> **Exercise aim**
Lines containing the word "JSON" are to be copied from the data below.

> **Given records**
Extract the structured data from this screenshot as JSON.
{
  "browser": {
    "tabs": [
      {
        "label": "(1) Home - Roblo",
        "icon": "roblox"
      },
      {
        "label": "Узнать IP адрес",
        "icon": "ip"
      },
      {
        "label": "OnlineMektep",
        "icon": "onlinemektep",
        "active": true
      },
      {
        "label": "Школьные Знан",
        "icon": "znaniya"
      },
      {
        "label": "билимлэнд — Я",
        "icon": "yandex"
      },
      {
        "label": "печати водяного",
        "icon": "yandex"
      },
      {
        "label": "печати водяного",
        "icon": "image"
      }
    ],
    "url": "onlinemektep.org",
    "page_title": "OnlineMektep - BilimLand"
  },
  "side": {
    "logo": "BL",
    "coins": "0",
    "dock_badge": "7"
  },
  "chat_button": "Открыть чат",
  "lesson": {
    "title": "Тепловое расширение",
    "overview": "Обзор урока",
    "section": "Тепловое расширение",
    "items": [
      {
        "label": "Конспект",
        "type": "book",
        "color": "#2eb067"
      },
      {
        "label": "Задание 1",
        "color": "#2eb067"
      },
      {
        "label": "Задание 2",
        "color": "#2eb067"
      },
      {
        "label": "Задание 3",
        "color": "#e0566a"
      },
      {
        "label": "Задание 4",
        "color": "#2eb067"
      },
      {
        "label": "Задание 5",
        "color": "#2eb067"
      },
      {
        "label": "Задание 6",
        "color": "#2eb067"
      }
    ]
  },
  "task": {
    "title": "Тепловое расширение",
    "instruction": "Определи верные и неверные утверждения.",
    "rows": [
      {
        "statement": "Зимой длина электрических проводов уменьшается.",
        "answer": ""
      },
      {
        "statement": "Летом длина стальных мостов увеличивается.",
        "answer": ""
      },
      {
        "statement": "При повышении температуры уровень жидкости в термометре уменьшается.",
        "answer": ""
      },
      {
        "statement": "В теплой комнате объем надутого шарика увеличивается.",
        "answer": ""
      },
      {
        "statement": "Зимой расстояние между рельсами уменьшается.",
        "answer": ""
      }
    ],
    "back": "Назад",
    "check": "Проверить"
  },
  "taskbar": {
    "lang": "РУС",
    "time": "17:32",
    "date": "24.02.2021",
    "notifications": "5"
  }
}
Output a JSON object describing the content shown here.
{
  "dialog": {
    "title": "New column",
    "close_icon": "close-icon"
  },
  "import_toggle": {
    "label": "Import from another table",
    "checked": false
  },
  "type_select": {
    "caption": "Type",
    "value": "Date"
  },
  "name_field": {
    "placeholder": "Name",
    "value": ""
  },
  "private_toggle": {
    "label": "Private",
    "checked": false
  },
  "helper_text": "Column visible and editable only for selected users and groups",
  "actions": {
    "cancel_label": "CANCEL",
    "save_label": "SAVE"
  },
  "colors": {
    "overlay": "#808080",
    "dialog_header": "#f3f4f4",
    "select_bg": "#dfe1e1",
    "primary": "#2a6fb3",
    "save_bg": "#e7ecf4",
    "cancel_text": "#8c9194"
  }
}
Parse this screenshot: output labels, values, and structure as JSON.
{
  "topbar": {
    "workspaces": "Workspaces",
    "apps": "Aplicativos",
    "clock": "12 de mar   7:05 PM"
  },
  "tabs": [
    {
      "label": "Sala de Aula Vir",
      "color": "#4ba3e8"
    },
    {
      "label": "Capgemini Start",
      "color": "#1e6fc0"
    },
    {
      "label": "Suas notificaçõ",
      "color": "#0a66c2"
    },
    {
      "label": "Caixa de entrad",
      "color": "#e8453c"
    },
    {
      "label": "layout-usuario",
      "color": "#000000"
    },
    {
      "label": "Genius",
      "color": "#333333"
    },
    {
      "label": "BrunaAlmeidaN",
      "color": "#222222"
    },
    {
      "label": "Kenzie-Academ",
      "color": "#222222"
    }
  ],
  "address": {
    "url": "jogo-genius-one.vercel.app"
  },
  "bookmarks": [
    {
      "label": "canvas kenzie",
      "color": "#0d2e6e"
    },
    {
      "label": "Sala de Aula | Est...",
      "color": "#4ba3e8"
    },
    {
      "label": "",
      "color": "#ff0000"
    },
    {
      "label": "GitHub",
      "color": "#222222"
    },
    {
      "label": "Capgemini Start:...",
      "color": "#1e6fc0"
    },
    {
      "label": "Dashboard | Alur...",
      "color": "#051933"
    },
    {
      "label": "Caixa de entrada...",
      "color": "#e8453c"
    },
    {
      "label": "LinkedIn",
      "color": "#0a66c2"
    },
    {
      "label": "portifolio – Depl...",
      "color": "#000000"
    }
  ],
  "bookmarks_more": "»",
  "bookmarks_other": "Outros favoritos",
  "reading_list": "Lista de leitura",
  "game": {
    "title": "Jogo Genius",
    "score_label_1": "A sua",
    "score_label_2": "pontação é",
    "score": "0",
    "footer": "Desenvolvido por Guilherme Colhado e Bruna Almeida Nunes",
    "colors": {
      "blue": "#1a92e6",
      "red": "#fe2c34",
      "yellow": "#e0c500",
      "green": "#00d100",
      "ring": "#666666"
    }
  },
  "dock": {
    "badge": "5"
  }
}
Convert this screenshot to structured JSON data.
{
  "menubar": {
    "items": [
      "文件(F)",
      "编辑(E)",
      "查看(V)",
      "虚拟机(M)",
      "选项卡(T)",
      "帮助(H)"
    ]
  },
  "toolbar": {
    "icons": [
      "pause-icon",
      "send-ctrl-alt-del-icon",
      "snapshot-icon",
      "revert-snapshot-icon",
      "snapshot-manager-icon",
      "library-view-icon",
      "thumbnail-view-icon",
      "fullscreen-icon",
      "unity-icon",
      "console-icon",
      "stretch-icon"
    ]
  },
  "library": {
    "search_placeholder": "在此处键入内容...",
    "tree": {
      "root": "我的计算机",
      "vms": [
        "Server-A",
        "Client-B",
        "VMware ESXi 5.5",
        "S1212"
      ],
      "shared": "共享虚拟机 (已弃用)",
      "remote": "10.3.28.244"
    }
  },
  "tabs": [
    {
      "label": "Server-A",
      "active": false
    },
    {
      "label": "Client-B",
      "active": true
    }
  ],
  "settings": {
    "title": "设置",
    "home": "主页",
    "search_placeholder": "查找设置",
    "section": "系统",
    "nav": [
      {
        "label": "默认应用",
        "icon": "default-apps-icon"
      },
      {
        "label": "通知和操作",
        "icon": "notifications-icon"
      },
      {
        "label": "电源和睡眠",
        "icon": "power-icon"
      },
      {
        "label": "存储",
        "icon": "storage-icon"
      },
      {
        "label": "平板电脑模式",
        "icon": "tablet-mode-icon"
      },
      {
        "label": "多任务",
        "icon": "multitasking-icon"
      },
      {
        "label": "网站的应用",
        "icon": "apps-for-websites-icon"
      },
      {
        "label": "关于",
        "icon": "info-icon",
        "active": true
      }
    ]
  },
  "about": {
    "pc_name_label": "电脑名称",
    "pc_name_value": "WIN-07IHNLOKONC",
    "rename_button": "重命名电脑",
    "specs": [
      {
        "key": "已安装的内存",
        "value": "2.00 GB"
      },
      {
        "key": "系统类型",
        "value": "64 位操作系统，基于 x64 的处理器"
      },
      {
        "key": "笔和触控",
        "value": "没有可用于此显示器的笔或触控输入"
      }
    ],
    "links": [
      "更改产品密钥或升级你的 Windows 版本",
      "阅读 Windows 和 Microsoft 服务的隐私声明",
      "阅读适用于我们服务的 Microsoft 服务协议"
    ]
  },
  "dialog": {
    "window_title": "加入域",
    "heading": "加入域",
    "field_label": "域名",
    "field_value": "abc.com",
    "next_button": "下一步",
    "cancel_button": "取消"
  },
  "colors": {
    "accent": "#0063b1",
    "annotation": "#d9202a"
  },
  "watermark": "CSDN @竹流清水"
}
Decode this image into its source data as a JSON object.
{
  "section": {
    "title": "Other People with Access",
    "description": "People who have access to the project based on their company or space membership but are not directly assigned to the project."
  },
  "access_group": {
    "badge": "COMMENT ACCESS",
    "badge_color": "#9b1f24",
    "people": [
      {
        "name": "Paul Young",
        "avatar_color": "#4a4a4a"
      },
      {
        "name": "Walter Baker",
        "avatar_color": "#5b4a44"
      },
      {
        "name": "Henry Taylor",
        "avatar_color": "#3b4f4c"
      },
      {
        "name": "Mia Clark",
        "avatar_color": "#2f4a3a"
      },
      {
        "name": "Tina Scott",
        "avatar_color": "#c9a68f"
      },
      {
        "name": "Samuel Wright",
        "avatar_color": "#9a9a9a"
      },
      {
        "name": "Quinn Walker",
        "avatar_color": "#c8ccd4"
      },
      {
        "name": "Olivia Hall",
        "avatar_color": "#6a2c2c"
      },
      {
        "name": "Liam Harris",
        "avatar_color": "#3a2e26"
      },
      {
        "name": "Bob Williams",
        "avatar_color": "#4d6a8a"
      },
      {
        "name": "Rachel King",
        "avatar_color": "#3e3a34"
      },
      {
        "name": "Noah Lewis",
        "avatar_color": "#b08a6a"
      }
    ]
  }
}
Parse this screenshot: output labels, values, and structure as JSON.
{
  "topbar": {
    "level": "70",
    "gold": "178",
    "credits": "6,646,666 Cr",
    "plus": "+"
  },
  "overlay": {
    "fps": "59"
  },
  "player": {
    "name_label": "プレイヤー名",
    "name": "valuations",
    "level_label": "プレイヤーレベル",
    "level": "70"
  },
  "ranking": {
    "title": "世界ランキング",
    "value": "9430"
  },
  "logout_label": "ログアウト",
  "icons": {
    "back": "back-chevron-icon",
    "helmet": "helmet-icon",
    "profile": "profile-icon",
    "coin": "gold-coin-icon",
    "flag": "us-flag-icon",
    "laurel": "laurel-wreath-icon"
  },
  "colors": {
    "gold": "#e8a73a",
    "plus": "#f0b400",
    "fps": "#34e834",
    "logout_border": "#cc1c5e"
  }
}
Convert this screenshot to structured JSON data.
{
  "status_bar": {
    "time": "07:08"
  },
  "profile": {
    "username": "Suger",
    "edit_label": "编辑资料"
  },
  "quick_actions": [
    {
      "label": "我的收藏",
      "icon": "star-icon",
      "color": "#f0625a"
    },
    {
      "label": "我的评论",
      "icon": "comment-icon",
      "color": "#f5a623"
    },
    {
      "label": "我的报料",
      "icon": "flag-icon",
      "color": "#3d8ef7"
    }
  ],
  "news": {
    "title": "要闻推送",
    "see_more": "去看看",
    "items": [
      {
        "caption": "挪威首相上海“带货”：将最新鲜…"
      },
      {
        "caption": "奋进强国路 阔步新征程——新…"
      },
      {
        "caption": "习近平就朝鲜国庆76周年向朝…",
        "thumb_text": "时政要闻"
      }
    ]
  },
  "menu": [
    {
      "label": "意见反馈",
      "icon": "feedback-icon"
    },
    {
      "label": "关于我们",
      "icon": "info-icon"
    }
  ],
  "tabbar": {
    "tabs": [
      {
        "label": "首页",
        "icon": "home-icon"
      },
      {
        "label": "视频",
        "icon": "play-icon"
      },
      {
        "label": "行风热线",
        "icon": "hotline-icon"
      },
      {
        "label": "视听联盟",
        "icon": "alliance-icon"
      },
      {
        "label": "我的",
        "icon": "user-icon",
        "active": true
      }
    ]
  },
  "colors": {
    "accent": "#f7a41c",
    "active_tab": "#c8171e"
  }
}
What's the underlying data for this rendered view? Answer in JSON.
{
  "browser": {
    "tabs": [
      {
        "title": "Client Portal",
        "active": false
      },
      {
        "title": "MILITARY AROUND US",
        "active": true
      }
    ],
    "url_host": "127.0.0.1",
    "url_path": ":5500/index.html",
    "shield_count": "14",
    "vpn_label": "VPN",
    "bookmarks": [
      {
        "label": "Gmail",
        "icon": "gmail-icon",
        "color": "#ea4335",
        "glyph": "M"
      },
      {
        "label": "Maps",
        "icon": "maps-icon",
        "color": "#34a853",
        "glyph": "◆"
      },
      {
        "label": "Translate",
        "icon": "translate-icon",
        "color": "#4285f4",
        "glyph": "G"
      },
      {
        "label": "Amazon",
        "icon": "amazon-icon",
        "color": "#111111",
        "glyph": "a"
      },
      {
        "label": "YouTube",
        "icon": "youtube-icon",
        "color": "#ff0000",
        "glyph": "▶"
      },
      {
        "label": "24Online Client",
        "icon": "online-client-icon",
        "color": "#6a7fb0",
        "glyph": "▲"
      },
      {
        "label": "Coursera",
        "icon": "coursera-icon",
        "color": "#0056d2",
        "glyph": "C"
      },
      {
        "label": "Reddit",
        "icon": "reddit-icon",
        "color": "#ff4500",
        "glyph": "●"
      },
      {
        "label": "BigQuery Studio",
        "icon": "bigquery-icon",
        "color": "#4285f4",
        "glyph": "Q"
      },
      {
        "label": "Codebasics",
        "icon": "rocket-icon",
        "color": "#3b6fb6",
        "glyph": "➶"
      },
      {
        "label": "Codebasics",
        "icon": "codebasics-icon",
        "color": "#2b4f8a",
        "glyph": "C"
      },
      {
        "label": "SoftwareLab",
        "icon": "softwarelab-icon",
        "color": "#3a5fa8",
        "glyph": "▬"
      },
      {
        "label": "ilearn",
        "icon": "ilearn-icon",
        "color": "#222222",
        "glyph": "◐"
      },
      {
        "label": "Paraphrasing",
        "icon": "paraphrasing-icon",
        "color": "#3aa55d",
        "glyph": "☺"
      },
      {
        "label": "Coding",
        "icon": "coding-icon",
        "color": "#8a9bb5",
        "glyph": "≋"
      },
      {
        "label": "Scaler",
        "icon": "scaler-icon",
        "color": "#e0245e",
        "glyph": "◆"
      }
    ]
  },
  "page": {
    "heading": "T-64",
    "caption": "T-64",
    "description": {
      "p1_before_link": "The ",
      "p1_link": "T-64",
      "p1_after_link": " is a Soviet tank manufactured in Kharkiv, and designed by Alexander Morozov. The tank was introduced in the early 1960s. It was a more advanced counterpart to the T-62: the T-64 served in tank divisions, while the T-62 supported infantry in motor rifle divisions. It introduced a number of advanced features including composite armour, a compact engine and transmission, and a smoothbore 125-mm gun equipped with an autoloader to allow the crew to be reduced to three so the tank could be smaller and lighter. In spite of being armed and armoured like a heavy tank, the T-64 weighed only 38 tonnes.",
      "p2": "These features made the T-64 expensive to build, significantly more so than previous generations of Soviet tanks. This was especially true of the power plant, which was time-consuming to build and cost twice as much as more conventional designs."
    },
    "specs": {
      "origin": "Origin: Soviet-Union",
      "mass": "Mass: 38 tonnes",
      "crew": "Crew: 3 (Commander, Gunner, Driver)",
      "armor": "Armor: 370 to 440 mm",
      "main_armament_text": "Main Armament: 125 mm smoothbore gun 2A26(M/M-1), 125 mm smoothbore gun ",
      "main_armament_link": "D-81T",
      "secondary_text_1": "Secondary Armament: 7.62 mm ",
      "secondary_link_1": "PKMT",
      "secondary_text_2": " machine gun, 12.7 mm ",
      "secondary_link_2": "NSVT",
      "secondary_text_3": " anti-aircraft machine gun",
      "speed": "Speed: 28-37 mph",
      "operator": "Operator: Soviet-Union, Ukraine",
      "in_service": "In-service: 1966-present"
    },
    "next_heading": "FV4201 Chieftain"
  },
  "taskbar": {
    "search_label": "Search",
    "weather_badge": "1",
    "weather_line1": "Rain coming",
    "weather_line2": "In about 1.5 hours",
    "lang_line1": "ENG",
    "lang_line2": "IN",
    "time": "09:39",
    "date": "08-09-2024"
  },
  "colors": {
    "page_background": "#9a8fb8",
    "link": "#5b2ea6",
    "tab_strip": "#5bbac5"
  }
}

> **Written reply**
Extract the structured data from this screenshot as JSON.
Output a JSON object describing the content shown here.
Parse this screenshot: output labels, values, and structure as JSON.
Convert this screenshot to structured JSON data.
Decode this image into its source data as a JSON object.
Parse this screenshot: output labels, values, and structure as JSON.
Convert this screenshot to structured JSON data.
What's the underlying data for this rendered view? Answer in JSON.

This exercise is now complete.